When I was forty-six years old, I wasn’t happy with my career. I had just spent the last dozen or so years building my documentary production company and we were experiencing tough times. I was getting older, budgets were getting tighter, and the work wasn’t getting any easier. Life was stressful. Around that time, I kept thinking that I made a huge mistake when I was younger. Instead of getting my Master of Fine Arts degree at film school I kept thinking I would have been much more successful had I opted for an MBA. I had learned a lot about managing a business by running my own company, but I still thought an MBA may lead me down the road to a better, more fruitful future. With that as my motivation, I said to myself, “Self, quit bitching about it and go get an MBA”. So that’s what I did. I began the process. I applied to Pepperdine and low and behold, I was accepted. And I began taking night classes after work.
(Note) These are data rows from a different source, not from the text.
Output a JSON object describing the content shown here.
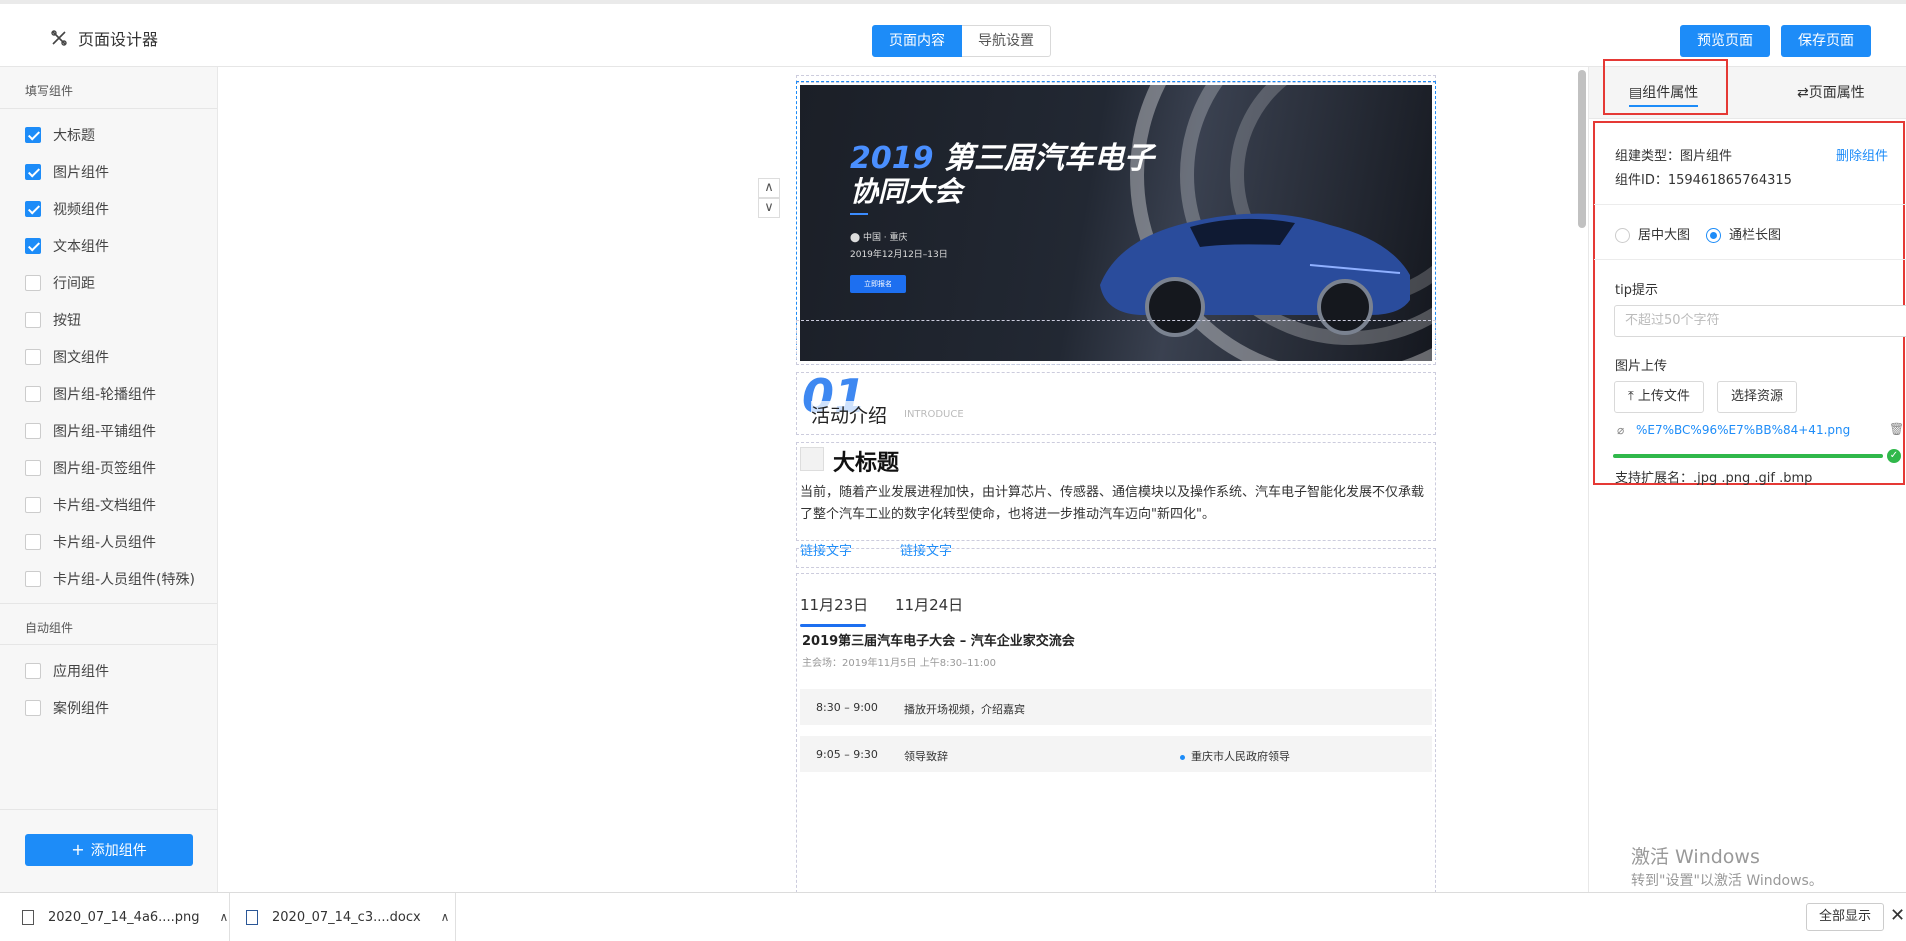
{
  "header": {
    "title": "页面设计器",
    "tabs": [
      "页面内容",
      "导航设置"
    ],
    "preview_label": "预览页面",
    "save_label": "保存页面"
  },
  "sidebar": {
    "group1_title": "填写组件",
    "group1_items": [
      {
        "label": "大标题",
        "checked": true
      },
      {
        "label": "图片组件",
        "checked": true
      },
      {
        "label": "视频组件",
        "checked": true
      },
      {
        "label": "文本组件",
        "checked": true
      },
      {
        "label": "行间距",
        "checked": false
      },
      {
        "label": "按钮",
        "checked": false
      },
      {
        "label": "图文组件",
        "checked": false
      },
      {
        "label": "图片组-轮播组件",
        "checked": false
      },
      {
        "label": "图片组-平铺组件",
        "checked": false
      },
      {
        "label": "图片组-页签组件",
        "checked": false
      },
      {
        "label": "卡片组-文档组件",
        "checked": false
      },
      {
        "label": "卡片组-人员组件",
        "checked": false
      },
      {
        "label": "卡片组-人员组件(特殊)",
        "checked": false
      }
    ],
    "group2_title": "自动组件",
    "group2_items": [
      {
        "label": "应用组件",
        "checked": false
      },
      {
        "label": "案例组件",
        "checked": false
      }
    ],
    "add_label": "添加组件"
  },
  "canvas": {
    "banner": {
      "year": "2019",
      "title_line1": "第三届汽车电子",
      "title_line2": "协同大会",
      "location": "中国 · 重庆",
      "date": "2019年12月12日–13日",
      "signup": "立即报名"
    },
    "section": {
      "num": "01",
      "name": "活动介绍",
      "en": "INTRODUCE"
    },
    "text_block": {
      "heading": "大标题",
      "paragraph": "当前，随着产业发展进程加快，由计算芯片、传感器、通信模块以及操作系统、汽车电子智能化发展不仅承载了整个汽车工业的数字化转型使命，也将进一步推动汽车迈向\"新四化\"。",
      "links": [
        "链接文字",
        "链接文字"
      ]
    },
    "agenda": {
      "tabs": [
        "11月23日",
        "11月24日"
      ],
      "title": "2019第三届汽车电子大会 – 汽车企业家交流会",
      "subtitle": "主会场：2019年11月5日 上午8:30–11:00",
      "rows": [
        {
          "time": "8:30 – 9:00",
          "item": "播放开场视频，介绍嘉宾",
          "person": ""
        },
        {
          "time": "9:05 – 9:30",
          "item": "领导致辞",
          "person": "重庆市人民政府领导"
        }
      ]
    }
  },
  "panel": {
    "tab_component": "组件属性",
    "tab_page": "页面属性",
    "type_label": "组建类型：图片组件",
    "delete_label": "删除组件",
    "id_label": "组件ID：159461865764315",
    "radio_options": [
      {
        "label": "居中大图",
        "selected": false
      },
      {
        "label": "通栏长图",
        "selected": true
      }
    ],
    "tip_label": "tip提示",
    "tip_placeholder": "不超过50个字符",
    "upload_label": "图片上传",
    "upload_button": "上传文件",
    "choose_button": "选择资源",
    "file_name": "%E7%BC%96%E7%BB%84+41.png",
    "upload_progress": 1.0,
    "ext_label": "支持扩展名：.jpg .png .gif .bmp",
    "watermark_line1": "激活 Windows",
    "watermark_line2": "转到\"设置\"以激活 Windows。"
  },
  "downloads": {
    "files": [
      "2020_07_14_4a6....png",
      "2020_07_14_c3....docx"
    ],
    "show_all": "全部显示"
  },
  "colors": {
    "accent": "#1d8cf8",
    "highlight_box": "#e53935",
    "success": "#30b84b"
  }
}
Long story short, it didn’t take long for me to figure out an MBA and that path wasn’t for me, so I dropped out after a couple of classes. The upside was it was an interesting experience while it lasted, I was able to put that nagging idea to bed and, I realized I was in fact on my best personal path forward. Nothing ventured, nothing gained, I always say.
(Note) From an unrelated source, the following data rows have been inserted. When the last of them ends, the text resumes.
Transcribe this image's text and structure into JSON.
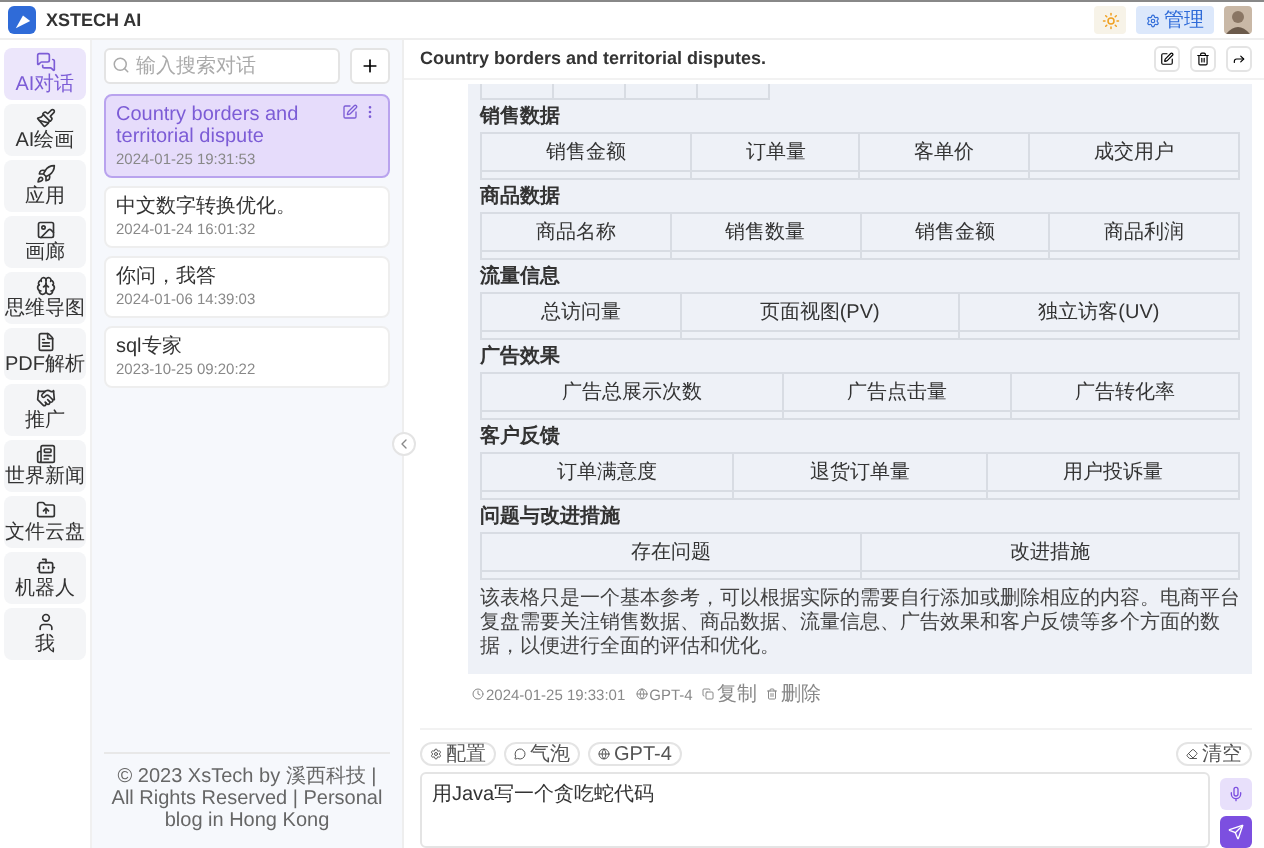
{
  "app": {
    "name": "XSTECH AI",
    "admin_button": "管理"
  },
  "nav": [
    {
      "label": "AI对话",
      "selected": true
    },
    {
      "label": "AI绘画",
      "selected": false
    },
    {
      "label": "应用",
      "selected": false
    },
    {
      "label": "画廊",
      "selected": false
    },
    {
      "label": "思维导图",
      "selected": false
    },
    {
      "label": "PDF解析",
      "selected": false
    },
    {
      "label": "推广",
      "selected": false
    },
    {
      "label": "世界新闻",
      "selected": false
    },
    {
      "label": "文件云盘",
      "selected": false
    },
    {
      "label": "机器人",
      "selected": false
    },
    {
      "label": "我",
      "selected": false
    }
  ],
  "search": {
    "placeholder": "输入搜索对话"
  },
  "chats": [
    {
      "title": "Country borders and territorial dispute",
      "time": "2024-01-25 19:31:53",
      "selected": true
    },
    {
      "title": "中文数字转换优化。",
      "time": "2024-01-24 16:01:32",
      "selected": false
    },
    {
      "title": "你问，我答",
      "time": "2024-01-06 14:39:03",
      "selected": false
    },
    {
      "title": "sql专家",
      "time": "2023-10-25 09:20:22",
      "selected": false
    }
  ],
  "footer": "© 2023 XsTech by 溪西科技 | All Rights Reserved | Personal blog in Hong Kong",
  "conversation": {
    "title": "Country borders and territorial disputes."
  },
  "message": {
    "sections": [
      {
        "title": "销售数据",
        "columns": [
          "销售金额",
          "订单量",
          "客单价",
          "成交用户"
        ]
      },
      {
        "title": "商品数据",
        "columns": [
          "商品名称",
          "销售数量",
          "销售金额",
          "商品利润"
        ]
      },
      {
        "title": "流量信息",
        "columns": [
          "总访问量",
          "页面视图(PV)",
          "独立访客(UV)"
        ]
      },
      {
        "title": "广告效果",
        "columns": [
          "广告总展示次数",
          "广告点击量",
          "广告转化率"
        ]
      },
      {
        "title": "客户反馈",
        "columns": [
          "订单满意度",
          "退货订单量",
          "用户投诉量"
        ]
      },
      {
        "title": "问题与改进措施",
        "columns": [
          "存在问题",
          "改进措施"
        ]
      }
    ],
    "summary": "该表格只是一个基本参考，可以根据实际的需要自行添加或删除相应的内容。电商平台复盘需要关注销售数据、商品数据、流量信息、广告效果和客户反馈等多个方面的数据，以便进行全面的评估和优化。",
    "time": "2024-01-25 19:33:01",
    "model": "GPT-4",
    "copy": "复制",
    "delete": "删除"
  },
  "toolbar": {
    "chips": [
      "配置",
      "气泡",
      "GPT-4"
    ],
    "clear": "清空"
  },
  "input": {
    "value": "用Java写一个贪吃蛇代码"
  }
}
Traditional thinking is education happens when we’re young and go to school. Then we get a job and work. Then we retire and live happily ever after. That approach to life was summed up for me recently in four words: Learn. Earn. Retire. Expire. I don’t know about you but that sounds like a script I don’t want to follow.
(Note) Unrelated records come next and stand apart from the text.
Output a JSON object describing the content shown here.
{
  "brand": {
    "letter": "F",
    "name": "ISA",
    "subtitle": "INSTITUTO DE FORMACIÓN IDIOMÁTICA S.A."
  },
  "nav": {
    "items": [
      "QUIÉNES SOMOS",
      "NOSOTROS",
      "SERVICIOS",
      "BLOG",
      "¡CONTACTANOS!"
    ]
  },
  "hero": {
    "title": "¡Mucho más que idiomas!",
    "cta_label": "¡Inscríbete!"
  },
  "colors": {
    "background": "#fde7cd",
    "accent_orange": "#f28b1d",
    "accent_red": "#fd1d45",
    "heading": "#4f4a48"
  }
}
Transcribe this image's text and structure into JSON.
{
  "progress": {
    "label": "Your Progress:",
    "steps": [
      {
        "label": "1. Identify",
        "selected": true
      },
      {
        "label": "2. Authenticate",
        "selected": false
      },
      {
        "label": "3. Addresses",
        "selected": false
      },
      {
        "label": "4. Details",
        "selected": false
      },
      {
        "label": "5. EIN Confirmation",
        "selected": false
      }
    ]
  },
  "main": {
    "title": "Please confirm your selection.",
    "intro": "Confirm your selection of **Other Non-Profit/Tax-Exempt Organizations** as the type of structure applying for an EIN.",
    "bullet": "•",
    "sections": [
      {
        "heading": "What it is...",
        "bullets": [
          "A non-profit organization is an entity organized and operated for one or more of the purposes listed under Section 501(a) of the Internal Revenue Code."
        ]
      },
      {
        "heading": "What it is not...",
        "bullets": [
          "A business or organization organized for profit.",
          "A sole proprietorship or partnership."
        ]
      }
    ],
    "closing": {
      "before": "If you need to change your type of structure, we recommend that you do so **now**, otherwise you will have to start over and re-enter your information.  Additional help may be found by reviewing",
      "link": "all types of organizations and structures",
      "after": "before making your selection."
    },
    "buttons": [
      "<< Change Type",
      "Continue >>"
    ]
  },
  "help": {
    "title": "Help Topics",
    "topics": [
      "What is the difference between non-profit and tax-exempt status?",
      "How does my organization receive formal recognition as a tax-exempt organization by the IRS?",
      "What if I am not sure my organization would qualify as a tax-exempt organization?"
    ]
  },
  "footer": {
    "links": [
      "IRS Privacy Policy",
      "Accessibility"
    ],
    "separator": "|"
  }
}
Here’s the thing, learning isn’t about formal education – it’s about freedom in education. It’s about making part of our daily lives. There are many benefits to being a lifelong learner. Beyond the fact that learning makes us more informed and even smarter, the very best thing about lifelong learning is it makes life more interesting, exercises our brain and keeps us young.
One last thing about lifelong learning - it sometimes works in mysterious ways. My Pepperdine experience is a good example as I learned several things I never imagined I’d learn. I learned that I was twice as old as everyone else in an MBA program. I learned that I knew more about business management than I gave myself credit for and didn’t really need an MBA because I learned from the school of hard-knocks by running my own business. And I learned that if there’s something I don’t know and need that kind of expertise, just hire an MBA professor. To prove my point about mysterious ways, after dropping out after just two classes, I co-founded a new and far more successful company and did in fact reach out to the professor a few years later. The school ended up inviting me and my new business partner as guest speakers and my new company was the focus of not one, but two entrepreneurship classes at the school. I guess a Master of Fine Arts degree isn’t so bad after all.
This post is based on a chapter from my book entitled, “Embracing Change: Your Go-To Guide To Your Desired Future”. If you enjoyed this and are interested in seeing more “for better” content please visit my website rudypoe.com.